Data.
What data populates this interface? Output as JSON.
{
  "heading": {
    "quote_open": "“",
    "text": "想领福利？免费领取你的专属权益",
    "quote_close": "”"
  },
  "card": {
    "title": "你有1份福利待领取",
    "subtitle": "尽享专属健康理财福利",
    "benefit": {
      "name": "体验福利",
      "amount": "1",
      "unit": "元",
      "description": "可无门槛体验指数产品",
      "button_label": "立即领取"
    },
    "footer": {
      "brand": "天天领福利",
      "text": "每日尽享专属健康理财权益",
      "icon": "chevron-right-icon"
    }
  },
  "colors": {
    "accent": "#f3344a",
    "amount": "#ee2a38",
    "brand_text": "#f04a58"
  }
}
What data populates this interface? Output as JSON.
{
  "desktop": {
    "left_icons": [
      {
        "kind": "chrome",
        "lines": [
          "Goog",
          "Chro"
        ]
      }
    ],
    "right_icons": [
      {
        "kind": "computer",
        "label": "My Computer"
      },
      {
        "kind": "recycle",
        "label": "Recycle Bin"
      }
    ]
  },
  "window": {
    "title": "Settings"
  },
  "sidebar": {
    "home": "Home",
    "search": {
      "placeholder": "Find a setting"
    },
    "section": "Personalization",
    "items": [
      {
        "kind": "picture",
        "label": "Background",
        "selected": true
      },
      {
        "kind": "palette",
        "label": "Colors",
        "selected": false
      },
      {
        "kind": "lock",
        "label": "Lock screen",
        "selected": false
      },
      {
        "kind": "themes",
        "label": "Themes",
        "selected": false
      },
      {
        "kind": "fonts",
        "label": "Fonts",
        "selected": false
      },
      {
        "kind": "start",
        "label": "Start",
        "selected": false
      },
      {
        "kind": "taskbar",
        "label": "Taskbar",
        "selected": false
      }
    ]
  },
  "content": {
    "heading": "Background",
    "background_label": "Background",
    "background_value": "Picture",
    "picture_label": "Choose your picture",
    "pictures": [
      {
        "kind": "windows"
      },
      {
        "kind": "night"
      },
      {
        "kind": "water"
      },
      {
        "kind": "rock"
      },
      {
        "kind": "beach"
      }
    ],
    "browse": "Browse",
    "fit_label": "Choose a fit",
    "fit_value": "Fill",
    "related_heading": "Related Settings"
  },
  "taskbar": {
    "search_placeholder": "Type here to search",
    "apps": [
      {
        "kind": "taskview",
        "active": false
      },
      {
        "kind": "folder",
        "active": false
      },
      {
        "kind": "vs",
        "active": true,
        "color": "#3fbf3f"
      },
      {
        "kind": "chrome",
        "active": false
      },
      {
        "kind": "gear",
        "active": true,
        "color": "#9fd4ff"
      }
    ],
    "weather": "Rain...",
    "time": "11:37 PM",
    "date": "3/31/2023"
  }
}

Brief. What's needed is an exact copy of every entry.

Problem solution.
What data populates this interface? Output as JSON.
{
  "heading": {
    "quote_open": "“",
    "text": "想领福利？免费领取你的专属权益",
    "quote_close": "”"
  },
  "card": {
    "title": "你有1份福利待领取",
    "subtitle": "尽享专属健康理财福利",
    "benefit": {
      "name": "体验福利",
      "amount": "1",
      "unit": "元",
      "description": "可无门槛体验指数产品",
      "button_label": "立即领取"
    },
    "footer": {
      "brand": "天天领福利",
      "text": "每日尽享专属健康理财权益",
      "icon": "chevron-right-icon"
    }
  },
  "colors": {
    "accent": "#f3344a",
    "amount": "#ee2a38",
    "brand_text": "#f04a58"
  }
}
What data populates this interface? Output as JSON.
{
  "desktop": {
    "left_icons": [
      {
        "kind": "chrome",
        "lines": [
          "Goog",
          "Chro"
        ]
      }
    ],
    "right_icons": [
      {
        "kind": "computer",
        "label": "My Computer"
      },
      {
        "kind": "recycle",
        "label": "Recycle Bin"
      }
    ]
  },
  "window": {
    "title": "Settings"
  },
  "sidebar": {
    "home": "Home",
    "search": {
      "placeholder": "Find a setting"
    },
    "section": "Personalization",
    "items": [
      {
        "kind": "picture",
        "label": "Background",
        "selected": true
      },
      {
        "kind": "palette",
        "label": "Colors",
        "selected": false
      },
      {
        "kind": "lock",
        "label": "Lock screen",
        "selected": false
      },
      {
        "kind": "themes",
        "label": "Themes",
        "selected": false
      },
      {
        "kind": "fonts",
        "label": "Fonts",
        "selected": false
      },
      {
        "kind": "start",
        "label": "Start",
        "selected": false
      },
      {
        "kind": "taskbar",
        "label": "Taskbar",
        "selected": false
      }
    ]
  },
  "content": {
    "heading": "Background",
    "background_label": "Background",
    "background_value": "Picture",
    "picture_label": "Choose your picture",
    "pictures": [
      {
        "kind": "windows"
      },
      {
        "kind": "night"
      },
      {
        "kind": "water"
      },
      {
        "kind": "rock"
      },
      {
        "kind": "beach"
      }
    ],
    "browse": "Browse",
    "fit_label": "Choose a fit",
    "fit_value": "Fill",
    "related_heading": "Related Settings"
  },
  "taskbar": {
    "search_placeholder": "Type here to search",
    "apps": [
      {
        "kind": "taskview",
        "active": false
      },
      {
        "kind": "folder",
        "active": false
      },
      {
        "kind": "vs",
        "active": true,
        "color": "#3fbf3f"
      },
      {
        "kind": "chrome",
        "active": false
      },
      {
        "kind": "gear",
        "active": true,
        "color": "#9fd4ff"
      }
    ],
    "weather": "Rain...",
    "time": "11:37 PM",
    "date": "3/31/2023"
  }
}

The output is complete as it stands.